“Our life is frittered away by detail… simplify, simplify.” -Henry David Thoreau
For about 2 years now, I’ve been on a quest to figure out if tiny house living is a viable option for my family. After being introduced to the concept through the popular reality television shows about tiny houses, I first wondered why anyone would want to live in such a small space.
Through a series of circumstances, finances, and soul searching, my interest in tiny living developed gradually and organically. Let’s start at the beginning.
My Experience with Homeownership
I’ve personally become disenchanted with homeownership, at least in our current situation. When we bought our house 5 years ago, we had so many ideas about updates that we wanted to do, like new windows, new kitchen countertops, and ventilation installed in the bathroom. Maybe a pretty backsplash in the kitchen?
We bought a 1940s house that was not always well maintained and I believe we did not have a good inspection when we purchased it. We knew it would need some updates but didn’t know how much of a fixer-upper it was going to be. During the last five years, we’ve had multiple significant repairs, and when I say significant I don’t mean a few hundred or a few thousand dollars. I’m talking about several repairs between $5,000 and $10,000 each. On top of that, old houses have older, unsafe building materials such as lead and asbestos that require remediation. It often feels like we are working only to repair the house, and we struggle to keep up. There are many more repairs we will have to make in the next few years.
Needless to say, none of those desired repairs or cosmetic updates have happened and they are not even on the horizon at this point.
There are things we love about the house.
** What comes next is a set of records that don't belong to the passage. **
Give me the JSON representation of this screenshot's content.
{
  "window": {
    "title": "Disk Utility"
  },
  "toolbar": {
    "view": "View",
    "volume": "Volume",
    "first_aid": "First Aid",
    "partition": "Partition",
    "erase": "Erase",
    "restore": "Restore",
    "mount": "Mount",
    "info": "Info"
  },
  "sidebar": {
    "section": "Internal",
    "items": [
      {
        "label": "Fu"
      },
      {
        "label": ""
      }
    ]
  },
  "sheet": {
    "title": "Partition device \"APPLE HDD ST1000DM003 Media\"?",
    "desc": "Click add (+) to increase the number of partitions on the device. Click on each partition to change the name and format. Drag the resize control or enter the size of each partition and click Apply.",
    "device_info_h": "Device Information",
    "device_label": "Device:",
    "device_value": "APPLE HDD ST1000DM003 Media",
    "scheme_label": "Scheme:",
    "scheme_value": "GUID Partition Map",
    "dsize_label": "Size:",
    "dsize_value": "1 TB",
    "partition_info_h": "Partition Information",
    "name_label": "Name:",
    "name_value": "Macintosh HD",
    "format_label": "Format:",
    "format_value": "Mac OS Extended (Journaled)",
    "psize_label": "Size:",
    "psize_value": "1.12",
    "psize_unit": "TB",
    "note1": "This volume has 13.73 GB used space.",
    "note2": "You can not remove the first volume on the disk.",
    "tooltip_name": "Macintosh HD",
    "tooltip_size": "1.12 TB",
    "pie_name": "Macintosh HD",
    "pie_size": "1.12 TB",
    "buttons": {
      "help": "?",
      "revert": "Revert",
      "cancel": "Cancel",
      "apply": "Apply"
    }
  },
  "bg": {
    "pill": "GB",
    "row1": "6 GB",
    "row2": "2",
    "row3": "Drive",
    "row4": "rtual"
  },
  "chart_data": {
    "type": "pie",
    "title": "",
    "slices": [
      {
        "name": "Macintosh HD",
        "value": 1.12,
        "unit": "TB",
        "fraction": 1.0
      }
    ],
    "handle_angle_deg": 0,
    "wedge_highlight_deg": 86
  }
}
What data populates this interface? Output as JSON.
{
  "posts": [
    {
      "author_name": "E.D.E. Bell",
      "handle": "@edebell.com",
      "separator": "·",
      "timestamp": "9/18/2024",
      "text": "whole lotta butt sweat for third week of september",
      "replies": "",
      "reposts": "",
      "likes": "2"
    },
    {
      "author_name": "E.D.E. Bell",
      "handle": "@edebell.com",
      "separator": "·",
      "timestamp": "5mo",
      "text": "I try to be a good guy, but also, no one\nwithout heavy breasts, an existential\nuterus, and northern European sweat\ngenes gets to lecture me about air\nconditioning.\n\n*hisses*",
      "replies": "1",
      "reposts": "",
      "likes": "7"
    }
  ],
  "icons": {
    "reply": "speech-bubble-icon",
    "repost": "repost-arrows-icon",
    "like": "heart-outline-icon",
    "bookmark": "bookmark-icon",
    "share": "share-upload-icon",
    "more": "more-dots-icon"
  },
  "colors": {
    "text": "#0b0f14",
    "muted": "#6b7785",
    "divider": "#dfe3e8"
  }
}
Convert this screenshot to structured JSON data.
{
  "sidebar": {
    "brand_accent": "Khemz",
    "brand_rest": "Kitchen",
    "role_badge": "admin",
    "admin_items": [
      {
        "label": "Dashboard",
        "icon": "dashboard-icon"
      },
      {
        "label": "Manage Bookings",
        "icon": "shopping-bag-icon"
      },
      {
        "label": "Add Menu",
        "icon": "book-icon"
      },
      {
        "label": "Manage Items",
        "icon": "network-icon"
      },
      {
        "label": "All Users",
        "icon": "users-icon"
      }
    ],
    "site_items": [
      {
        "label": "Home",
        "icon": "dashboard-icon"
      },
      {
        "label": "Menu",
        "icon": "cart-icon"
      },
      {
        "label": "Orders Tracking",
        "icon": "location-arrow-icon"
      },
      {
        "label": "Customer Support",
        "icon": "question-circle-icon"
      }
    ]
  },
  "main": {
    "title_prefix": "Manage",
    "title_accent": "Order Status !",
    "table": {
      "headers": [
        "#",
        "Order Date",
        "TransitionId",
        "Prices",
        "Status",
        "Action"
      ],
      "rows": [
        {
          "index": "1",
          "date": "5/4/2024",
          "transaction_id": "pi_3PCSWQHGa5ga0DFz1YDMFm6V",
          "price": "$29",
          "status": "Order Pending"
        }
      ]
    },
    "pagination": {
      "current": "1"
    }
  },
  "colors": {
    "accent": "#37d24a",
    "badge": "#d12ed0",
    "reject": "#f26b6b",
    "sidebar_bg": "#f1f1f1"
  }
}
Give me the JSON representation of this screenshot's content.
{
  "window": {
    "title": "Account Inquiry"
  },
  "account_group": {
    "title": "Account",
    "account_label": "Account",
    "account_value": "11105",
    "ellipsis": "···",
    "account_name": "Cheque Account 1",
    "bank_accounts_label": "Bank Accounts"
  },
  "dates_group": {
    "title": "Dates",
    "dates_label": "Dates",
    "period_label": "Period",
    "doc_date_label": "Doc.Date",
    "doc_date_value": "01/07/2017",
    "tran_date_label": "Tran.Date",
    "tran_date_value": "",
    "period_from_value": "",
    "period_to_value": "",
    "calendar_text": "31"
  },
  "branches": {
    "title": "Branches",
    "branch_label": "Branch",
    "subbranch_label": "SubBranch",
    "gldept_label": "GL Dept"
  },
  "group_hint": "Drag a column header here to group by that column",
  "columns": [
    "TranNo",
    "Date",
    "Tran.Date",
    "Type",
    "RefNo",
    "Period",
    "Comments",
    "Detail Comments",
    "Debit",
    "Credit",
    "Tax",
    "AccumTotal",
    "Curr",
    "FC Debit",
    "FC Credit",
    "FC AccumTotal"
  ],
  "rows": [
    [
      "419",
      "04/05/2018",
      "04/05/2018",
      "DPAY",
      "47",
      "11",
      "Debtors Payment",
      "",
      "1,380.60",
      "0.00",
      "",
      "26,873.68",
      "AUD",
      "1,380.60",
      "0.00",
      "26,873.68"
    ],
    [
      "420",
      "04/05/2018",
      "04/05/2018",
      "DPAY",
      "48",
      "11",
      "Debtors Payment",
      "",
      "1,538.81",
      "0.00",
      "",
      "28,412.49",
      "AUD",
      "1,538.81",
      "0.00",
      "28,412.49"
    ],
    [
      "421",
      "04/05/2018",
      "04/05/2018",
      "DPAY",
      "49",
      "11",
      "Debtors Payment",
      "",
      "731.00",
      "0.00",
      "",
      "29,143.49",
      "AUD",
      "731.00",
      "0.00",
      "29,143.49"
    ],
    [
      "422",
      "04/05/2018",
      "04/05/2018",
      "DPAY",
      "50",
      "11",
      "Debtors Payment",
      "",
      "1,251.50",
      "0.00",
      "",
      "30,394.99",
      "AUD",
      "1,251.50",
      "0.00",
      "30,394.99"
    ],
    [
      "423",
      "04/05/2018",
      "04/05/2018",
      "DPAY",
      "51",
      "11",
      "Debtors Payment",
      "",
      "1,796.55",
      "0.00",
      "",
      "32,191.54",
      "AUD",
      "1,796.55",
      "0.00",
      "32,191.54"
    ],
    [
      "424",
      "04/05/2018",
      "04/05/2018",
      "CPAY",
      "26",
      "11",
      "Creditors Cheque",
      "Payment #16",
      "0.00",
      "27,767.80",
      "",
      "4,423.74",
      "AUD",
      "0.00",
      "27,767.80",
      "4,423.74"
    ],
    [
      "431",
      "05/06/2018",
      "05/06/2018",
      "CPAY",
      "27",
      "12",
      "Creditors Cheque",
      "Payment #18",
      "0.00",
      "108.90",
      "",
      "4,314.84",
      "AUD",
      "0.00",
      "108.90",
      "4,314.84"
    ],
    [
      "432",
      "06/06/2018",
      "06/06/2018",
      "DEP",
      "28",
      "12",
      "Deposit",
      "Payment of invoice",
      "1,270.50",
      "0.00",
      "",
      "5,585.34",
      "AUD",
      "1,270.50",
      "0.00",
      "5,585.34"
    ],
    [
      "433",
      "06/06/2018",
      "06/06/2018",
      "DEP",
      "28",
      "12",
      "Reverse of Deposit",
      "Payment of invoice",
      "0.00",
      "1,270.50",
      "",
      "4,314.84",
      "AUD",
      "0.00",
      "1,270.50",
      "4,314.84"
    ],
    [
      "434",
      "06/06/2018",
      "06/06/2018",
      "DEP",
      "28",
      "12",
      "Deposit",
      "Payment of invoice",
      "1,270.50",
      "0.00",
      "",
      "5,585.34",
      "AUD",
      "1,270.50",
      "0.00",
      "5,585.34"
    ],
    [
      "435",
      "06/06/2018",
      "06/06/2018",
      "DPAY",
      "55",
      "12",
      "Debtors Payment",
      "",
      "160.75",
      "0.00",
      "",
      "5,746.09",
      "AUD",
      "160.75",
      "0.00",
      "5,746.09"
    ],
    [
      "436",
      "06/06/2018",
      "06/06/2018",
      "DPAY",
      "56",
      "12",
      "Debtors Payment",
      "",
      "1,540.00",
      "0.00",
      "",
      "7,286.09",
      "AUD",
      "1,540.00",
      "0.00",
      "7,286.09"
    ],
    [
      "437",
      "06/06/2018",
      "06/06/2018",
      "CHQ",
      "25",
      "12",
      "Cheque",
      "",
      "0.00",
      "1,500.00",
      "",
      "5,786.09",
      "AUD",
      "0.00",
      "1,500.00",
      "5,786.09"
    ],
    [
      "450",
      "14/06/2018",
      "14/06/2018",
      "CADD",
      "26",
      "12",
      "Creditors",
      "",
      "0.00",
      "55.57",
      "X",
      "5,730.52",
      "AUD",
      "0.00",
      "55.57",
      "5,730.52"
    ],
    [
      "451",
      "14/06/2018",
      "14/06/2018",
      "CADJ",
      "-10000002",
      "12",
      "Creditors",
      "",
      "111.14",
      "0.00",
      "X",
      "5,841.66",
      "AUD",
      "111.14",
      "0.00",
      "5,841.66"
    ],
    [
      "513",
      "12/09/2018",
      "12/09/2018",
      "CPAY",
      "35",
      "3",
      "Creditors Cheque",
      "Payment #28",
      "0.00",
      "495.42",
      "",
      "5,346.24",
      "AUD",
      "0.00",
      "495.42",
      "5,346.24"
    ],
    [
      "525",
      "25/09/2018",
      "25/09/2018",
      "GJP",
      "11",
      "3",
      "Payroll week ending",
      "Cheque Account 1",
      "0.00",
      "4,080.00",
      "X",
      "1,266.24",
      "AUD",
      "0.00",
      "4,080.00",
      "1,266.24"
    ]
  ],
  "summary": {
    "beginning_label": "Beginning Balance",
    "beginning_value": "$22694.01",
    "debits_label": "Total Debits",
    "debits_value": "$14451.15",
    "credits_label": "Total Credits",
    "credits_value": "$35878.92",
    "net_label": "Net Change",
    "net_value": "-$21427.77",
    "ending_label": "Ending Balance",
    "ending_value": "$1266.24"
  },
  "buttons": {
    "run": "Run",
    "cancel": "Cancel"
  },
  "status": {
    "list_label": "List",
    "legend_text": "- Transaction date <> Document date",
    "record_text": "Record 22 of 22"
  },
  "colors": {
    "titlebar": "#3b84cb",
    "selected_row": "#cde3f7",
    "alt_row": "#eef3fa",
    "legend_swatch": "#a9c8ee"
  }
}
My son has his own big room and he loves the layout. It’s the house he’s grown up in. We have a large covered patio/carport and a big yard for us to play and spend time in as well as grow a garden. The mortgage is affordable, we’ve never had to struggle to make our payment regardless of job loss. But most of these qualities also align with tiny house living.
The expenses of home repair combined with our evolving life philosophies have led us to a place where we want to do things differently. First, we now live an environmentally conscious lifestyle and shape our behaviors around living sustainably. Second, we are inspired by minimalism and several years ago we started downsizing and paring down our belongings. Somewhere in the middle of this, we started watching Tiny House Hunters and Tiny House Nation out of curiosity and for fun. I think we thought we could never live that way. Eventually, my interest was peaked and I wondered: could we do this?
We want to spend less time cleaning and taking care of our possessions; we want to spend less money repairing and maintaining our home. Smaller houses take less time to clean and maintain. They have less plumbing, electrical, roofing, and other physical materials and hence cost less to repair in most cases. A smaller home requires less electricity for heating and cooling, which results in a lower electric bill and is more environmentally friendly.
It would be great to spend more time pursuing interests, relaxing, and experiencing life and less time taking care of the house we live in. We would most like to focus on raising our little boy and spending time with him!
“Our homes are not containers for stuff but rather a place for love and connection, By removing clutter from our homes, we make more physical space and create less distraction, allowing us to really live the way we want to live.” -Courtney Carver, Project 333
Visit to a Tiny House Community
Finally, I felt it was time we tour tiny houses, to see what they’re really like and to get a feel for their size. Last year, we toured a tiny house community called River Ridge Escape in Menlo, Georgia. We thought we’d find the sizes shockingly small like the people on the tv shows. But we didn’t, they were about what we expected. Even the smallest one at the time, around 170 square feet, did not shock us. Tiny homes are often designed with efficient use of space, so most offer everything people need. The 400 square feet homes were lovely and featured porches, upscale finishes, full kitchens, washer/dryer, and storage. Some even have bathtubs. The largest on their site was 700 square feet and we found that one almost too large!
Time to try one out
The tiny house community rents a few of the homes on Airbnb, so we decided to go back one weekend to try one out! We rented out a 500 square foot model called the Hawthorn, a home with 2 bedrooms plus a loft, which my son quickly claimed as his room!
I love the homes River Ridge Escape offers and we really enjoyed our stay there. Each house has utilities, water, septic, and garbage pick-up. The community has a pool, pool house, a small fitness building, a dog park, walking trails, water access for canoeing and kayaking, a community fire pit, and many other amenities. I really love the idea of these communities.
As much as we love the communities of River Ridge Escape, relocating there is not an option for my family. So what about putting a tiny house on a piece of land where we live now? I’ve pursued this for about a year and it has turned out to be extremely complicated. I’ll tell you all about it in my next post. Thank you for reading, and please subscribe!
All photos by me except where otherwise noted.
Article, “I spent 3 days living in a 350-square-foot house in a community of tiny homes — see what it was like,” by Frank Olito, Insider.com, October 1, 2019.